* Task requirements: Please return the lines of the data that contain "boot".
————
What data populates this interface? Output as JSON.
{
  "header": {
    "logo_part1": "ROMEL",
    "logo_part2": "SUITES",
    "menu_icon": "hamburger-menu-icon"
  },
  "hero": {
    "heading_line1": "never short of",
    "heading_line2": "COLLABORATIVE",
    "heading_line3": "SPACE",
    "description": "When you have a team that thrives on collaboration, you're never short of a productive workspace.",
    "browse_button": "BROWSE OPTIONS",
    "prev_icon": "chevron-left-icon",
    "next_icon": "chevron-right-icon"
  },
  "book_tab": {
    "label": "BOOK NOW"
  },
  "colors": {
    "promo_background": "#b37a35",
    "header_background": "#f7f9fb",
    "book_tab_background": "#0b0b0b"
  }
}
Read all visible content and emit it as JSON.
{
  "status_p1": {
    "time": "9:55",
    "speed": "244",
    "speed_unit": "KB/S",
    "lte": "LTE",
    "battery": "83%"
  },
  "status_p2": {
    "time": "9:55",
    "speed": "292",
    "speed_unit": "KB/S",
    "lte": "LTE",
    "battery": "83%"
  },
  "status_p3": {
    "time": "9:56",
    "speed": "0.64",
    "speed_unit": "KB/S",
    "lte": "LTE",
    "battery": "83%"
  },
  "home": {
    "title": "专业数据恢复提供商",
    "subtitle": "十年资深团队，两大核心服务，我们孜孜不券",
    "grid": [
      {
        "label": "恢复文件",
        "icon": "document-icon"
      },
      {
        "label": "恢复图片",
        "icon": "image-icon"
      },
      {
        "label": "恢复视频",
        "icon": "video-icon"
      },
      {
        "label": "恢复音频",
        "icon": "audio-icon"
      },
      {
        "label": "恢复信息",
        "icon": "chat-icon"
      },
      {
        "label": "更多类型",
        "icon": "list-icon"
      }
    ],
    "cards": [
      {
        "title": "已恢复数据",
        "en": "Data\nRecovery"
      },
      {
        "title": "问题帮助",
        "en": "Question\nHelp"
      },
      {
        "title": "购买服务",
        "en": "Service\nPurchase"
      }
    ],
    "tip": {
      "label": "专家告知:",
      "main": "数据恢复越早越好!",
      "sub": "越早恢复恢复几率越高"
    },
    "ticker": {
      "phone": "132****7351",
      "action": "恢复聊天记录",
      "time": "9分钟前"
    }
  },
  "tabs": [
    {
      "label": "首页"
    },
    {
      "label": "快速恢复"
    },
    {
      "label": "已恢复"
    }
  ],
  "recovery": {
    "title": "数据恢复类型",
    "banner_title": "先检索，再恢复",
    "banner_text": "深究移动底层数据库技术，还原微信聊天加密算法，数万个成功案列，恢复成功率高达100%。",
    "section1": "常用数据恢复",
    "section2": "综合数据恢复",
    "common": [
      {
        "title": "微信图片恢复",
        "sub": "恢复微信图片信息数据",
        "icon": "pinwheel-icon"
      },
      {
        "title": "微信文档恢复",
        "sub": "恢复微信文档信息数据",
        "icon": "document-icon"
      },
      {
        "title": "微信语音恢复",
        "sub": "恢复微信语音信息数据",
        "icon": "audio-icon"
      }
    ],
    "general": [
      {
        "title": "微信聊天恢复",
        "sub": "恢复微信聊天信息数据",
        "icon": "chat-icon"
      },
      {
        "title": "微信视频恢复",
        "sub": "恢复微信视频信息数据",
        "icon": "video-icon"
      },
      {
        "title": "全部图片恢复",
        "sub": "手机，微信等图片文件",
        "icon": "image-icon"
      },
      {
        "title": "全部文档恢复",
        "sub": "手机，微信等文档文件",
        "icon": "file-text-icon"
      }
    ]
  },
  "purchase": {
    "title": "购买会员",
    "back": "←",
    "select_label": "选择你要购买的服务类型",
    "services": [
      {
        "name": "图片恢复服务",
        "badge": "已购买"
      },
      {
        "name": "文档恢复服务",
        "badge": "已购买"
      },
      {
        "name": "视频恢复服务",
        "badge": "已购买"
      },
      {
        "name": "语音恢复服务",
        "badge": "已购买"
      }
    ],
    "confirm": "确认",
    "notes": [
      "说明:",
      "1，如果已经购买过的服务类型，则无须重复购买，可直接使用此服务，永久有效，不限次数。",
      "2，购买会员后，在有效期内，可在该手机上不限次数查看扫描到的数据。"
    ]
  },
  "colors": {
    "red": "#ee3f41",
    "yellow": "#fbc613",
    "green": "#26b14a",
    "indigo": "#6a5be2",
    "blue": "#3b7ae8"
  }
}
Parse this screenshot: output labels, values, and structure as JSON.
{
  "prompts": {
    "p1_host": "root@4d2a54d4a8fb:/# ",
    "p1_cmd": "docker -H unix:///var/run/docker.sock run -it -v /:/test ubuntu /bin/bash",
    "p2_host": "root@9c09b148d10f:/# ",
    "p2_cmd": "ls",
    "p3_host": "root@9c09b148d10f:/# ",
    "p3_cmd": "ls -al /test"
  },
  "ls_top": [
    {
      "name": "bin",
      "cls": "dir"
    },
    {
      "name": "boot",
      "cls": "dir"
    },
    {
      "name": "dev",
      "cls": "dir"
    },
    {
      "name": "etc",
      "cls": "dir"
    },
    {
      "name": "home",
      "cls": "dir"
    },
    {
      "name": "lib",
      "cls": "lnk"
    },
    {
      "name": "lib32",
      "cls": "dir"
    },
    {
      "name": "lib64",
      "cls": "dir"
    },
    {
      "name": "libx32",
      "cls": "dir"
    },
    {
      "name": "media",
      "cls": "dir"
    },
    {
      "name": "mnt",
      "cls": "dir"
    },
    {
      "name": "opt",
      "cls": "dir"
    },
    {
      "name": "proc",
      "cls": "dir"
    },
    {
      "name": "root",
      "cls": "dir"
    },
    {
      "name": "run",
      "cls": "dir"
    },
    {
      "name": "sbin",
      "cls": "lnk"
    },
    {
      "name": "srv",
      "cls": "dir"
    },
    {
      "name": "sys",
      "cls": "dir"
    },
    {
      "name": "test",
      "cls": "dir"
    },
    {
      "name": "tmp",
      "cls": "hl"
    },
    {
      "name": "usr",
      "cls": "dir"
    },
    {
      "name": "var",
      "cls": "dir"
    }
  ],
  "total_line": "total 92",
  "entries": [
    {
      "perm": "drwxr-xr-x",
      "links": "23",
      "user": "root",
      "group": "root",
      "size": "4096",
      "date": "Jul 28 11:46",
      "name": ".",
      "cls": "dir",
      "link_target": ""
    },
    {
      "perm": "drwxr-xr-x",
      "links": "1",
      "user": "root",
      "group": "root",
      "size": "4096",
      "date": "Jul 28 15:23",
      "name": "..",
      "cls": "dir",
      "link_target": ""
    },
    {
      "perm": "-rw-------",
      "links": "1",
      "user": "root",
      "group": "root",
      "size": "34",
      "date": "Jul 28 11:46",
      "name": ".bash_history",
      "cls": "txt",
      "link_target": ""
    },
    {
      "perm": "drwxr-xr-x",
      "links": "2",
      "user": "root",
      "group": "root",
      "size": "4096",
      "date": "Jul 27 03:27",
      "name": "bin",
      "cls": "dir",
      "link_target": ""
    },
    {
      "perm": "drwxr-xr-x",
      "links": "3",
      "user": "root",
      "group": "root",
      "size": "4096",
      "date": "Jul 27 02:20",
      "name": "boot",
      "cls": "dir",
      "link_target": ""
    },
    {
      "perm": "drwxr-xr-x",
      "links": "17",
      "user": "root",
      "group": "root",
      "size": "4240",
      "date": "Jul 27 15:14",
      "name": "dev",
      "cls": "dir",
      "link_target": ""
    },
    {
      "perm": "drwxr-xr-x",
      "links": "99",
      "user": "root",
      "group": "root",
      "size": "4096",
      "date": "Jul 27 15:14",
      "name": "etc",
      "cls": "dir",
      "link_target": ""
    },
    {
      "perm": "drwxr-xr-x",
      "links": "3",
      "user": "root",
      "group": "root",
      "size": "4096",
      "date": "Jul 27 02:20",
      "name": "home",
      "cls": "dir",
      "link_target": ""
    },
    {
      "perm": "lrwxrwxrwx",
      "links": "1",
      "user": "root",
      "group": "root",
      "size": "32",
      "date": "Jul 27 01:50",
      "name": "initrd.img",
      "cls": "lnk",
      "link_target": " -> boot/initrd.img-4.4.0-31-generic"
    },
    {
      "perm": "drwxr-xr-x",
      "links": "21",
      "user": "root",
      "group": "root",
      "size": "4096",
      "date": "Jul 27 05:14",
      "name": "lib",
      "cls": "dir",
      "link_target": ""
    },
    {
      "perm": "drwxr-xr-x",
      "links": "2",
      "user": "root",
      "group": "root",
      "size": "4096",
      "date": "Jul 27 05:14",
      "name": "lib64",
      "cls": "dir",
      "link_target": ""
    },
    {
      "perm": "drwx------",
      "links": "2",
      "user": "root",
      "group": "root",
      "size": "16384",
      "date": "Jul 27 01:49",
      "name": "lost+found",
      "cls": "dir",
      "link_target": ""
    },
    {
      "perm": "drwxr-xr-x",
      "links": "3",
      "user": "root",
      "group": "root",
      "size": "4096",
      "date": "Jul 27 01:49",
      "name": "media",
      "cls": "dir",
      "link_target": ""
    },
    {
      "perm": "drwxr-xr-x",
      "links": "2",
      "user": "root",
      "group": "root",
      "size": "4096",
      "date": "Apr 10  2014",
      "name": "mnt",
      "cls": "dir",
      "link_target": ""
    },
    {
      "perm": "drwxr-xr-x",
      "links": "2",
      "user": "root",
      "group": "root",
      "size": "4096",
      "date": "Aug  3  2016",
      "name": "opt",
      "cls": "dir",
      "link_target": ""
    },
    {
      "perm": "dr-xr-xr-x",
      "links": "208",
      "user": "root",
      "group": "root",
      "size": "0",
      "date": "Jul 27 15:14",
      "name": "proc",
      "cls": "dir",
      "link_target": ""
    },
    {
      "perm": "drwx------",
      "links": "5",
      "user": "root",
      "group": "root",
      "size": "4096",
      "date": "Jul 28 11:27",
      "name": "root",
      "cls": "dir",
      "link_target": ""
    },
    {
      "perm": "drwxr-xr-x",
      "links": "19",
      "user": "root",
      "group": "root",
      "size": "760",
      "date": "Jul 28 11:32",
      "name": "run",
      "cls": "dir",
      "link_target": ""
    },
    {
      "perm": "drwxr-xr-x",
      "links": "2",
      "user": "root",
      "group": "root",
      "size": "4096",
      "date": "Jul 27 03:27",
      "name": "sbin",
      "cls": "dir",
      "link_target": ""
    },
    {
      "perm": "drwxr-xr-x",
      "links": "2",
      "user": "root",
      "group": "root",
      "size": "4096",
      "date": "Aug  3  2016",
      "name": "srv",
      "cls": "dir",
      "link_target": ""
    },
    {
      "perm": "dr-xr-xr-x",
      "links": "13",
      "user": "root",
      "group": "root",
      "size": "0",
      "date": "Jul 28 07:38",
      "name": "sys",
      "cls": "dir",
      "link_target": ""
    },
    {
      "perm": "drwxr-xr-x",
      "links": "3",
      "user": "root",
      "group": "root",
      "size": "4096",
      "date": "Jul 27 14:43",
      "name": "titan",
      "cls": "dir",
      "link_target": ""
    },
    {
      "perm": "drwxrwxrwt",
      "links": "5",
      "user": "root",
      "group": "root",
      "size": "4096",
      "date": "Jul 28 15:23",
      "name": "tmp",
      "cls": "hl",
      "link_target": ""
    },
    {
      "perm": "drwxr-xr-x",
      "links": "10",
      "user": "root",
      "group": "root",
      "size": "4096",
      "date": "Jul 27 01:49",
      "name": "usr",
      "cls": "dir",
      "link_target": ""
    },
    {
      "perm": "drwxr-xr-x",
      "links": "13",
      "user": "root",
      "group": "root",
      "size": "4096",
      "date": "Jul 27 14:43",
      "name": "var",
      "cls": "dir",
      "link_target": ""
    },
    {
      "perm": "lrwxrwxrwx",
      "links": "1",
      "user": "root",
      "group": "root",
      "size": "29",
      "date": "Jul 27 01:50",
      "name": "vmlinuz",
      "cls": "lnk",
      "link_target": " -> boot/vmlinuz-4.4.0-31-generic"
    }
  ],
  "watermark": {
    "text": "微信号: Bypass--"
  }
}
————
* Written response:
      "name": "boot",
      "name": "boot",
      "link_target": " -> boot/initrd.img-4.4.0-31-generic"
      "link_target": " -> boot/vmlinuz-4.4.0-31-generic"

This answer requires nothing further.